To demonstrate the pace of change in agile teams, we gave ourselves one day to rapidly prototype the service, working here and at offices in Plymouth and Leicester. 8 features were built and deployed on the day, iterated in response to testing with real users.
You can see a short film of the team working on it, already showcased on the Land Registry blog. A huge thanks to everyone involved, especially Coca Rivas and Richard Stobart for organising and facilitating the day.
Simon Cairns, digital service delivery lead at Land Registry:
The aim today is to bring some customers in and have them look at the system that we’re developing. We’ll be taking you through a set of scenarios. We’ll then take that feedback; we’ll make some changes.
Angela Jackson, head of product management at Land Registry:
[to a service user] If you imagine Land Registry has launched this service and you’re using it for the first time.
We’re doing it in a day to push the boundaries and test to see exactly what can be achieved.
Paul Downey, technical architect at GDS:
You don’t really know how good your website is until you see ordinary people who’ve not seen it before trying to use it.
Hope Mason, service user:
I’m struggling to see the exact title number.
Kim Bird, scrum master at Land Registry:
One couldn’t read the title number, so we can certainly do something about making that title number more visible.

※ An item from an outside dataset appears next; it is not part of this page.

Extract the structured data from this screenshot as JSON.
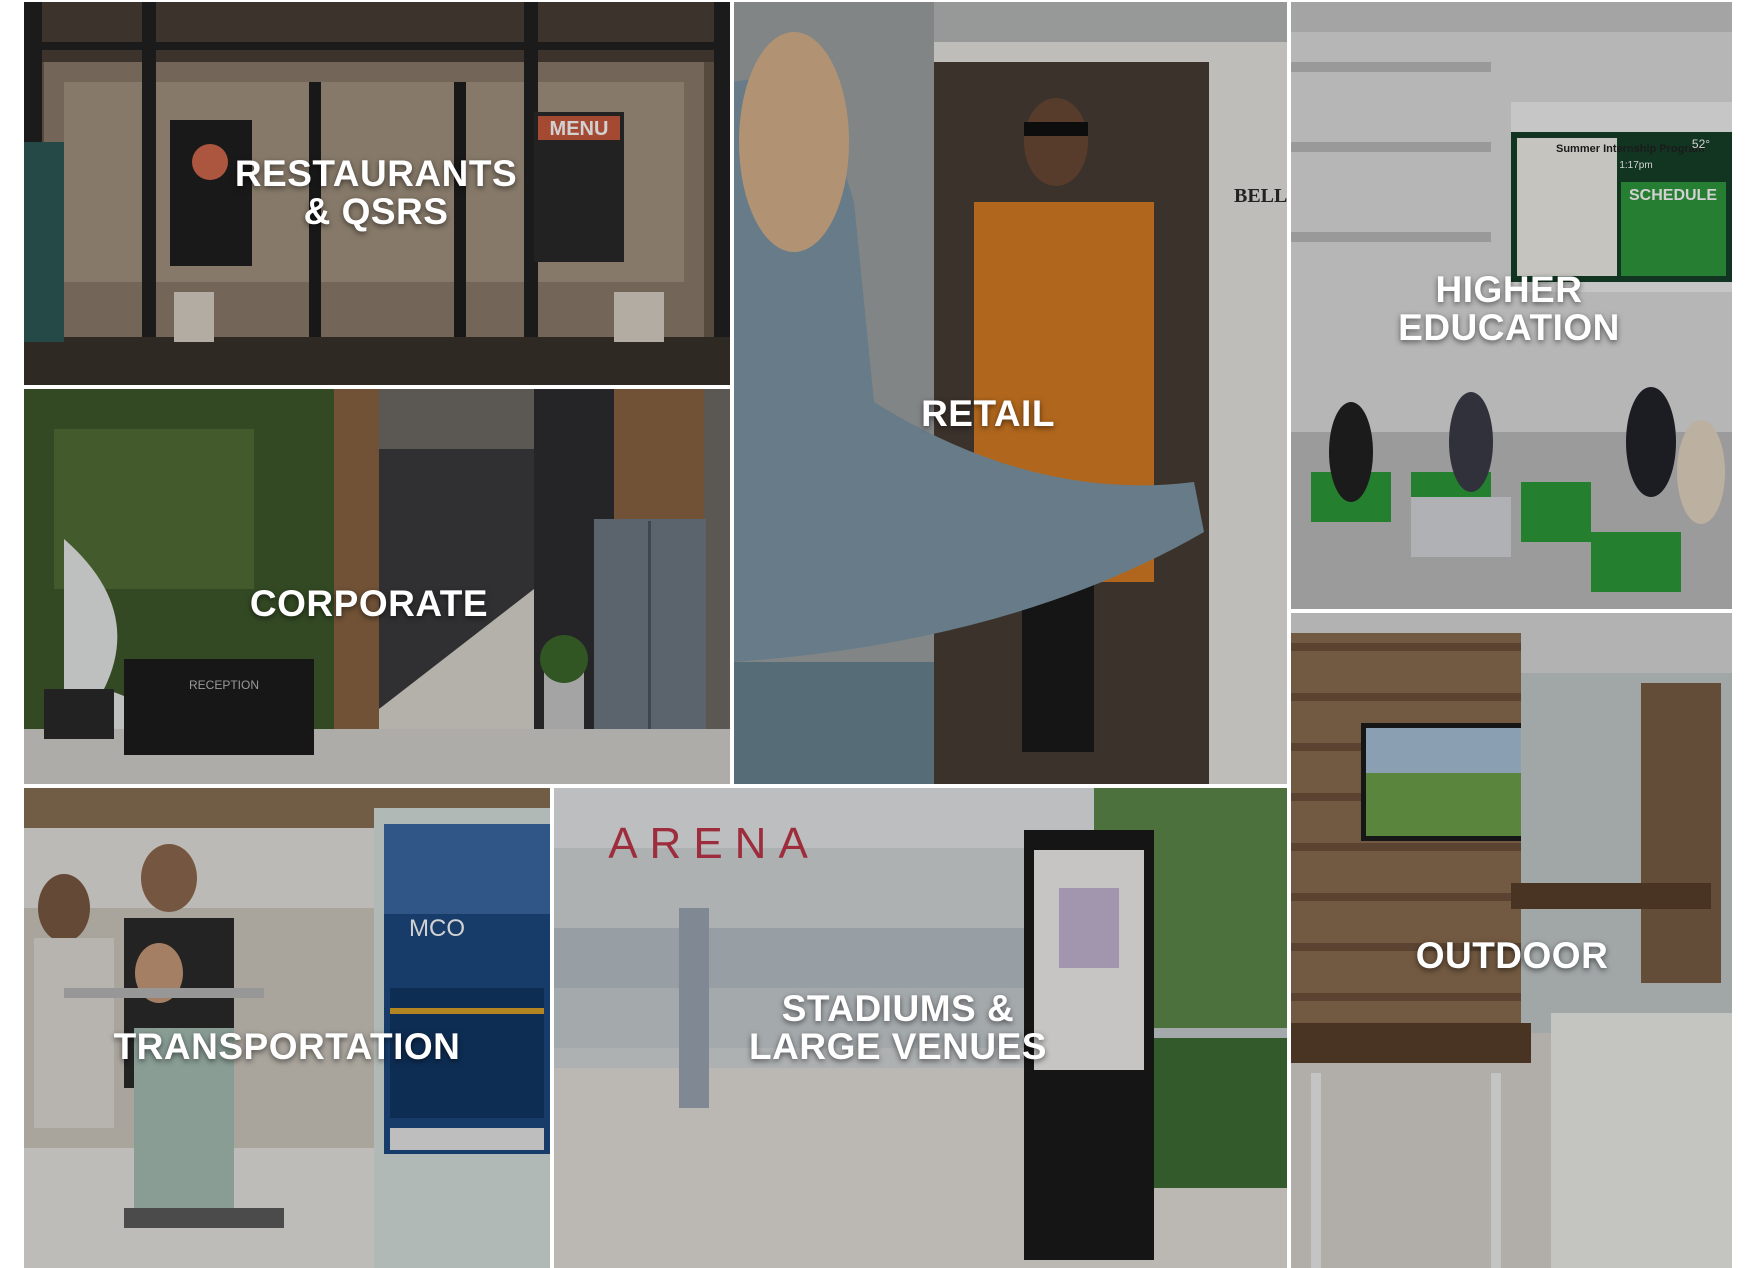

Yes, a more in-your-face title number would be… Yes, let’s do that. We need to make sure we deploy something in a couple of hours’ time. It’s quarter past 12 now. Let’s go; let’s do it.

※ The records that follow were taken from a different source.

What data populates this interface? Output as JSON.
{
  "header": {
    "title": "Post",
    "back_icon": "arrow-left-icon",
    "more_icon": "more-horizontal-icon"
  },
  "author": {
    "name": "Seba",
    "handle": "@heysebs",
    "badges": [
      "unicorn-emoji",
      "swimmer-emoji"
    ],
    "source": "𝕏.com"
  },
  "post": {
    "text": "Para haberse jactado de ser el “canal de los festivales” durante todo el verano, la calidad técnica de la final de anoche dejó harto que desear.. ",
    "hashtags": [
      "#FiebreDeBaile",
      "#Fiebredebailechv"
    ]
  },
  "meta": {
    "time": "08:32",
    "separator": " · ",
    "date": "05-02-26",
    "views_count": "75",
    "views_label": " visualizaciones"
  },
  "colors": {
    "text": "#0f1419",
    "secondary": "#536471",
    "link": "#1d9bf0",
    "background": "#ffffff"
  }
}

Mark Kelly, senior developer at Land Registry:
I’ve been working on displaying the information on the screen; making it more readable for the users. I’ve made the font size bigger, but the other thing is I’ve added a halo round it, so it’s much easier to read.
One of the ideas suggested by the users this morning was going from a property on the map to seeing that in Google Streetmaps. Here’s the Land Registry map. I’ve managed to add a little popup which says “Here’s the download, the titles, plan of the titles”, and here’s, “View that page in Google Maps”.
Nick Breeze, user researcher at GDS:
There were problems with the colours. A lot of people mentioned about understanding what the different colours meant. The colour edition of the maps made everything a lot clearer.
Keith Hurst, senior responsible officer at Land Registry:
Agile. This is my first experience of working in this way. The team is really energised.
We’d set out with the hope of being able to change, I think, one or two things was maybe the expectation. We I think finished eight story cards today, which has been beyond anybody’s expectations.
Hope Mason, service user:
I think for the timeframe that they had, an awful lot was achieved. The base product is really there; it does what you need it to do.
Jim Wilson, service user:
I thought it was a good service beforehand, but with the enhancements, it’s much more improved.
Ed Birrell, service user:
Yes, very impressive. The fact that they actually made changes whilst we were in the meeting as well.
They like the features, they like the changes, the look and feel of it. They saw improvements.
I think what we’ve learned is we can make changes quickly, but also, getting the value of having developers listen to what the customers are saying, watching them work with the system; I think it’s proved invaluable.